(Beginning of Data for this exercise)

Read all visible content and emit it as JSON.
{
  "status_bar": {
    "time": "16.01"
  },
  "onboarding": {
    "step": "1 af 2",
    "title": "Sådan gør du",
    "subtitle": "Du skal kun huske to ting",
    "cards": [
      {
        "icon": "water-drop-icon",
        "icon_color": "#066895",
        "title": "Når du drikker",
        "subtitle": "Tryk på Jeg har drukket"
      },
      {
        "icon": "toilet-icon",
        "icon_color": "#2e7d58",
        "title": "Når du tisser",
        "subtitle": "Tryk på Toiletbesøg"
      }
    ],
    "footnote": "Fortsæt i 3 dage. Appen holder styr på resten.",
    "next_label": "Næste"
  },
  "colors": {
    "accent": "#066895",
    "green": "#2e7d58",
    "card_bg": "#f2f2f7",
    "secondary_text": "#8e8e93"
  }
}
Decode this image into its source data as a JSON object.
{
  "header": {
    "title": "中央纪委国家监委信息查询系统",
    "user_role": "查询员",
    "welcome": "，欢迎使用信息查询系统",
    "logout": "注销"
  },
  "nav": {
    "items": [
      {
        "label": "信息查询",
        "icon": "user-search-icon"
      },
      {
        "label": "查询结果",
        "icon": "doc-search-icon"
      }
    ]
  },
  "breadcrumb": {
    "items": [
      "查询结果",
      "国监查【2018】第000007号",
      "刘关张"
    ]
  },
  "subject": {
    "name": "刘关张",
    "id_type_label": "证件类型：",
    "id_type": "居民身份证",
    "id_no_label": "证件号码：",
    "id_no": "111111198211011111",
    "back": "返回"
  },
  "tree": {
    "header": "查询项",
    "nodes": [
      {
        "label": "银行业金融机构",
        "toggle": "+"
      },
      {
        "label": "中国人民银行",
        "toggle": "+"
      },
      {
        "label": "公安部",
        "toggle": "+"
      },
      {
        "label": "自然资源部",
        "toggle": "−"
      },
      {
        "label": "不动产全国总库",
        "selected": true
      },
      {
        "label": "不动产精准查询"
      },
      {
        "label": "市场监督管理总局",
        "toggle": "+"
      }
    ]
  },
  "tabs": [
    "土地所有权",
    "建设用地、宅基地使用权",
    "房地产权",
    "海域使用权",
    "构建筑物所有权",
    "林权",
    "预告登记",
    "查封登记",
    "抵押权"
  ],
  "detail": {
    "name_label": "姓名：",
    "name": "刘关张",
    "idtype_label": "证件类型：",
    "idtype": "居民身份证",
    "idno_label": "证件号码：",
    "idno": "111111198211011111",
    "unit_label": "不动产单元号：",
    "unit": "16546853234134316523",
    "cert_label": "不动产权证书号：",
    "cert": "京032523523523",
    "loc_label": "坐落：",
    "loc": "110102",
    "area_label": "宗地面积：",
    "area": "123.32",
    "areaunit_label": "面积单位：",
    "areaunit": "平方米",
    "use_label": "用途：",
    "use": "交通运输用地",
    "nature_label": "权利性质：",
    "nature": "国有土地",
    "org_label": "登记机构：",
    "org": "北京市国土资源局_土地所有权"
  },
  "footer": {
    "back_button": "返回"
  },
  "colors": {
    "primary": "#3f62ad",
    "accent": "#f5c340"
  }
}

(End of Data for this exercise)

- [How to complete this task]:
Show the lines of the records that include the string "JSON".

- [Answer box]:
Read all visible content and emit it as JSON.
Decode this image into its source data as a JSON object.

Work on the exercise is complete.